[Saved data entries]
##############################
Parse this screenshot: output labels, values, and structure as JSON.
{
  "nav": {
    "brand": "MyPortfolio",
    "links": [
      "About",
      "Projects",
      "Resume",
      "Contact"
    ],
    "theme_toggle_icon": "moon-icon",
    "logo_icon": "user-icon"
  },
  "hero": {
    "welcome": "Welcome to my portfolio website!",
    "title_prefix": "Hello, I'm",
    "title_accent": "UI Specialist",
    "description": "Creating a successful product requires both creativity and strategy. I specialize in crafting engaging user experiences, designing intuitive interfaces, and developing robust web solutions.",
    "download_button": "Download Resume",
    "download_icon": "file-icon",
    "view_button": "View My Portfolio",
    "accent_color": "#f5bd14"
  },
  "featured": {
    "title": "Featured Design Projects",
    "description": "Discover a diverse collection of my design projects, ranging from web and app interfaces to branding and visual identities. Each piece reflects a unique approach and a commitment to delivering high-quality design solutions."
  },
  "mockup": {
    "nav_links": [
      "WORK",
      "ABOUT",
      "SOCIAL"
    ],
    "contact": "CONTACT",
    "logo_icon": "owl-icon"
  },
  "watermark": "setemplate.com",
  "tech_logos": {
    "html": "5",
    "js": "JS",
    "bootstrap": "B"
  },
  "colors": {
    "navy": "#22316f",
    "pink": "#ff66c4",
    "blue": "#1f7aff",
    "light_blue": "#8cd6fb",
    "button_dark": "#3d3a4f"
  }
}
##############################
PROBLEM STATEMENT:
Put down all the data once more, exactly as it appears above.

RESPONSE TO THE TASK:
Parse this screenshot: output labels, values, and structure as JSON.
{
  "nav": {
    "brand": "MyPortfolio",
    "links": [
      "About",
      "Projects",
      "Resume",
      "Contact"
    ],
    "theme_toggle_icon": "moon-icon",
    "logo_icon": "user-icon"
  },
  "hero": {
    "welcome": "Welcome to my portfolio website!",
    "title_prefix": "Hello, I'm",
    "title_accent": "UI Specialist",
    "description": "Creating a successful product requires both creativity and strategy. I specialize in crafting engaging user experiences, designing intuitive interfaces, and developing robust web solutions.",
    "download_button": "Download Resume",
    "download_icon": "file-icon",
    "view_button": "View My Portfolio",
    "accent_color": "#f5bd14"
  },
  "featured": {
    "title": "Featured Design Projects",
    "description": "Discover a diverse collection of my design projects, ranging from web and app interfaces to branding and visual identities. Each piece reflects a unique approach and a commitment to delivering high-quality design solutions."
  },
  "mockup": {
    "nav_links": [
      "WORK",
      "ABOUT",
      "SOCIAL"
    ],
    "contact": "CONTACT",
    "logo_icon": "owl-icon"
  },
  "watermark": "setemplate.com",
  "tech_logos": {
    "html": "5",
    "js": "JS",
    "bootstrap": "B"
  },
  "colors": {
    "navy": "#22316f",
    "pink": "#ff66c4",
    "blue": "#1f7aff",
    "light_blue": "#8cd6fb",
    "button_dark": "#3d3a4f"
  }
}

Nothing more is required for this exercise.